That confidence also shows in the other charges that the Opposition throws at him. The Congress has launched a smear campaign, the CM proclaims, because “Shivraj Singh Chouhan haunts their dreams”. A series of corruption scandals and eye-popping details of seizures from junior government employees have not affected the CM’s personal image either.
A bitterly divided Congress, split between groups loyal to Digvijaya Singh, Jyotiraditya Scindia, Kamal Nath, Satyavrat Chaturvedi and Suresh Pachauri, has made Chouhan’s job easier. Last month the Congress’s no-confidence motion was scuttled in the Assembly when Chouhan, in a master stroke, got the Congress deputy leader to switch sides.
The BSP and Samajwadi Party have only marginal presence.
Chouhan and wife Sadhna Singh, whose ambitions — so to speak — are not as cautiously couched, slapped a criminal defamation suit against leader of the Opposition Ajay Singh.

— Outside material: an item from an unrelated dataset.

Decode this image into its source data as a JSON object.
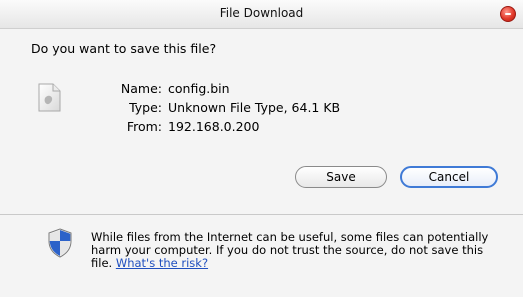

Singh has accused the Chouhans of personal corruption and said his relatives have minted money in the past few years.
Shiv Kumar Sharma, who recently floated the Kisan Mazdoor Praja Party, accuses that health and education infrastructure across the state is abysmal. “A major chunk of funds is spent on building Chouhan’s image,” he claims.

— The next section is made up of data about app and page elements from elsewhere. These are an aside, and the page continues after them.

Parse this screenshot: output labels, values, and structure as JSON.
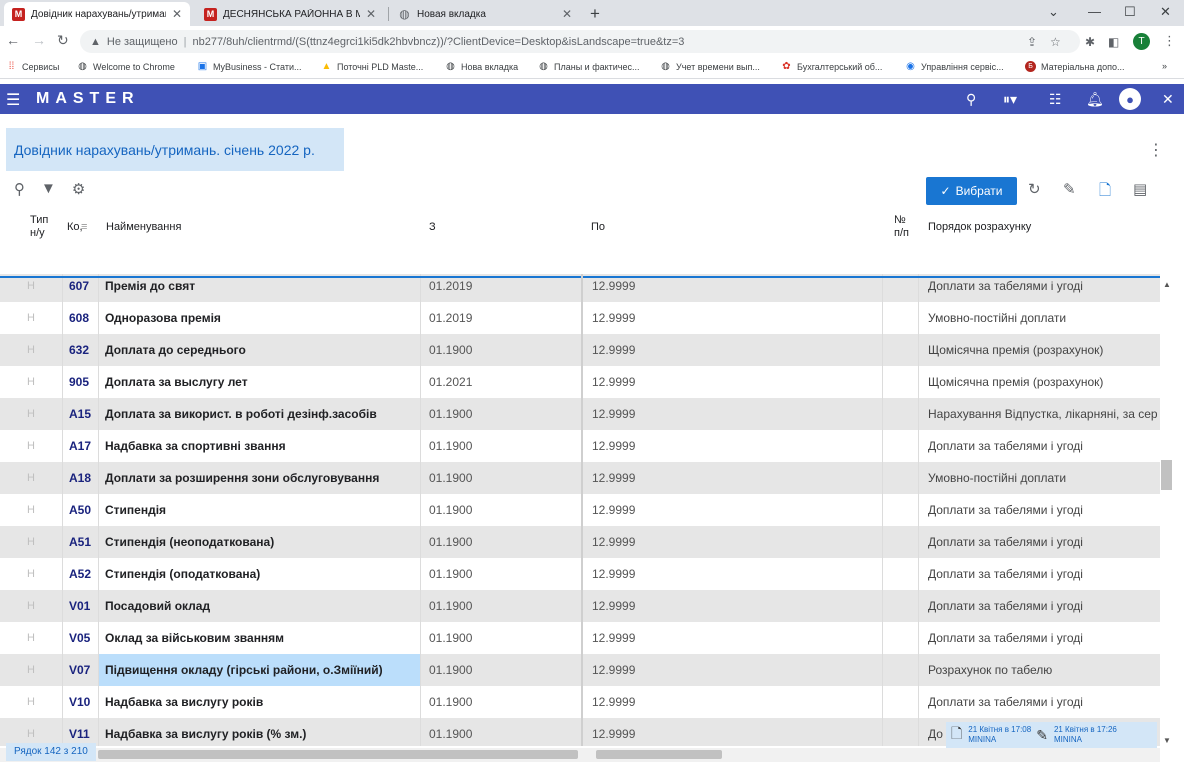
{
  "browser": {
    "tabs": [
      {
        "title": "Довідник нарахувань/утриман…",
        "icon": "app-m-icon",
        "active": true
      },
      {
        "title": "ДЕСНЯНСЬКА РАЙОННА В МІС…",
        "icon": "app-m-icon",
        "active": false
      },
      {
        "title": "Новая вкладка",
        "icon": "globe-icon",
        "active": false
      }
    ],
    "security_label": "Не защищено",
    "url": "nb277/8uh/clientrmd/(S(ttnz4egrci1ki5dk2hbvbncz))/?ClientDevice=Desktop&isLandscape=true&tz=3",
    "profile_letter": "T",
    "bookmarks": [
      {
        "label": "Сервисы",
        "icon": "apps-grid-icon"
      },
      {
        "label": "Welcome to Chrome",
        "icon": "globe-icon"
      },
      {
        "label": "MyBusiness - Стати...",
        "icon": "mybusiness-icon"
      },
      {
        "label": "Поточні PLD Maste...",
        "icon": "drive-icon"
      },
      {
        "label": "Нова вкладка",
        "icon": "globe-icon"
      },
      {
        "label": "Планы и фактичес...",
        "icon": "globe-icon"
      },
      {
        "label": "Учет времени вып...",
        "icon": "globe-icon"
      },
      {
        "label": "Бухгалтерський об...",
        "icon": "flower-icon"
      },
      {
        "label": "Управління сервіс...",
        "icon": "service-icon"
      },
      {
        "label": "Матеріальна допо...",
        "icon": "b-icon"
      }
    ]
  },
  "app": {
    "brand": "MASTER",
    "page_title": "Довідник нарахувань/утримань. січень 2022 р.",
    "select_button": "Вибрати",
    "columns": {
      "type": "Тип н/у",
      "code": "Ко,",
      "name": "Найменування",
      "from": "З",
      "to": "По",
      "num": "№ п/п",
      "order": "Порядок розрахунку"
    },
    "rows": [
      {
        "type": "Н",
        "code": "607",
        "name": "Премія до свят",
        "from": "01.2019",
        "to": "12.9999",
        "order": "Доплати за табелями і угоді"
      },
      {
        "type": "Н",
        "code": "608",
        "name": "Одноразова премія",
        "from": "01.2019",
        "to": "12.9999",
        "order": "Умовно-постійні доплати"
      },
      {
        "type": "Н",
        "code": "632",
        "name": "Доплата до середнього",
        "from": "01.1900",
        "to": "12.9999",
        "order": "Щомісячна премія (розрахунок)"
      },
      {
        "type": "Н",
        "code": "905",
        "name": "Доплата за выслугу лет",
        "from": "01.2021",
        "to": "12.9999",
        "order": "Щомісячна премія (розрахунок)"
      },
      {
        "type": "Н",
        "code": "A15",
        "name": "Доплата за використ. в роботі дезінф.засобів",
        "from": "01.1900",
        "to": "12.9999",
        "order": "Нарахування Відпустка, лікарняні, за сер"
      },
      {
        "type": "Н",
        "code": "A17",
        "name": "Надбавка за спортивні звання",
        "from": "01.1900",
        "to": "12.9999",
        "order": "Доплати за табелями і угоді"
      },
      {
        "type": "Н",
        "code": "A18",
        "name": "Доплати за розширення зони обслуговування",
        "from": "01.1900",
        "to": "12.9999",
        "order": "Умовно-постійні доплати"
      },
      {
        "type": "Н",
        "code": "A50",
        "name": "Стипендія",
        "from": "01.1900",
        "to": "12.9999",
        "order": "Доплати за табелями і угоді"
      },
      {
        "type": "Н",
        "code": "A51",
        "name": "Стипендія (неоподаткована)",
        "from": "01.1900",
        "to": "12.9999",
        "order": "Доплати за табелями і угоді"
      },
      {
        "type": "Н",
        "code": "A52",
        "name": "Стипендія (оподаткована)",
        "from": "01.1900",
        "to": "12.9999",
        "order": "Доплати за табелями і угоді"
      },
      {
        "type": "Н",
        "code": "V01",
        "name": "Посадовий оклад",
        "from": "01.1900",
        "to": "12.9999",
        "order": "Доплати за табелями і угоді"
      },
      {
        "type": "Н",
        "code": "V05",
        "name": "Оклад за військовим званням",
        "from": "01.1900",
        "to": "12.9999",
        "order": "Доплати за табелями і угоді"
      },
      {
        "type": "Н",
        "code": "V07",
        "name": "Підвищення окладу (гірські райони, о.Зміїний)",
        "from": "01.1900",
        "to": "12.9999",
        "order": "Розрахунок по табелю",
        "selected": true
      },
      {
        "type": "Н",
        "code": "V10",
        "name": "Надбавка за вислугу років",
        "from": "01.1900",
        "to": "12.9999",
        "order": "Доплати за табелями і угоді"
      },
      {
        "type": "Н",
        "code": "V11",
        "name": "Надбавка за вислугу років (% зм.)",
        "from": "01.1900",
        "to": "12.9999",
        "order": "До"
      }
    ],
    "row_count": "Рядок 142 з 210",
    "audit": {
      "created": "21 Квітня в 17:08",
      "created_by": "MININA",
      "edited": "21 Квітня в 17:26",
      "edited_by": "MININA"
    }
  }
}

Calling him “bhashanveer (one who keeps giving speeches)”, Sharma says: “How can a leader be called honest if his ministers are alleged to have indulged in corruption?”
Transparency International member Ajay Dubey says the BJP government has not given any evidence to prove its claims of ‘zero tolerance towards corruption’ and, worse, not even given sanctions in cases pending from the previous Congress government. It has also failed to confiscate even one property under its special anti-corruption law, Dubey adds.

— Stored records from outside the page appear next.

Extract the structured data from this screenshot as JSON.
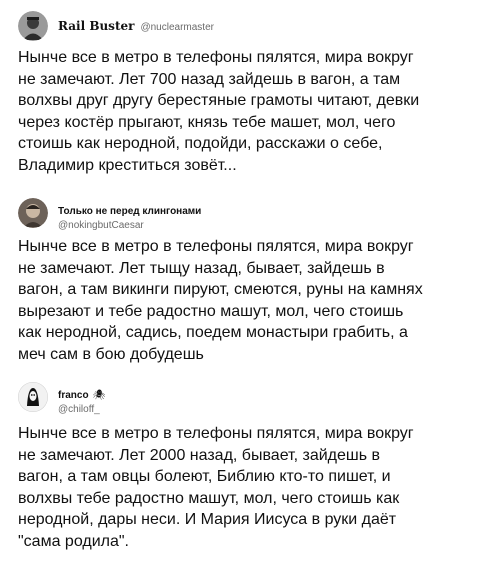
{
  "tweets": [
    {
      "display_name": "Rail Buster",
      "handle": "@nuclearmaster",
      "avatar_icon": "avatar-portrait-icon",
      "text": "Нынче все в метро в телефоны пялятся, мира вокруг\nне замечают. Лет 700 назад зайдешь в вагон, а там\nволхвы друг другу берестяные грамоты читают, девки\nчерез костёр прыгают, князь тебе машет, мол, чего\nстоишь как неродной, подойди, расскажи о себе,\nВладимир креститься зовёт..."
    },
    {
      "display_name": "Только не перед клингонами",
      "handle": "@nokingbutCaesar",
      "avatar_icon": "avatar-photo-icon",
      "text": "Нынче все в метро в телефоны пялятся, мира вокруг\nне замечают. Лет тыщу назад, бывает, зайдешь в\nвагон, а там викинги пируют, смеются, руны на камнях\nвырезают и тебе радостно машут, мол, чего стоишь\nкак неродной, садись, поедем монастыри грабить, а\nмеч сам в бою добудешь"
    },
    {
      "display_name": "franco",
      "handle": "@chiloff_",
      "emoji": "🕷",
      "avatar_icon": "avatar-drawing-icon",
      "text": "Нынче все в метро в телефоны пялятся, мира вокруг\nне замечают. Лет 2000 назад, бывает, зайдешь в\nвагон, а там овцы болеют, Библию кто-то пишет, и\nволхвы тебе радостно машут, мол, чего стоишь как\nнеродной, дары неси. И Мария Иисуса в руки даёт\n\"сама родила\"."
    }
  ]
}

He also points to the information commission being rendered non-functional since the retirement of its members.
With the missing Modi posters plaguing Chouhan’s yatra throughout, the MP CM made place for them in the Neemuch leg on August 20. That tact of knowing when to yield, in fact, holds Chouhan in good stead, particularly when compared to his more belligerent counterparts.
Earlier, at a BJP conclave in the state on June 1, Advani clearly underlined what set the MP CM apart. Ahead of the BJP national executive, where Modi would go on to be named head of the BJP poll campaign panel, sending Advani into a sulk, the BJP veteran said: “I tell Narendrabhai Modi that Gujarat was healthy earlier also. You have made it the best and you deserve congratulations. But what Chouhan and the Chhattisgarh chief minister have done is wonderful.”
Advani also drew parallels between Chouhan and Atal Bihari Vajpayee.
Asked about Modi, Chouhan always calls the Gujarat CM his “elder brother” and Advani the “tallest leader”, without ever acknowledging Modi as his leader. “Narendra Modi is my senior, my elder brother. Raman Singh is also senior to me. Leave alone being number one, or number two, I am not even at number three,” Chouhan had said after Advani’s June remarks.
Dismissing any talk of a rivalry, BJP vice-president Prabhat Jha said: “Narendra Modi is our elder brother and leader. Shivrajji respects him as his elder brother. There is no controversy.”
A BJP parliamentary board member also rubbished the absence of Modi’s posters from Chouhan’s yatra in the beginning: “For MP Assembly elections, if not our chief minister, who else would be the tallest leader?”
Another senior leader however saw some truth in this perceived rivalry. “If there is pressure being built from the Modi camp to get him declared the party’s PM candidate ahead of the Assembly elections in Madhya Pradesh and Chhattisgarh, the reason is that victories of Chouhan and Singh will get them enhanced bargaining power in that decision-making.”
To other BJP leaders though, the debate is settled: “Chouhan is no match for Modi outside Madhya Pradesh.”(IndianExpress)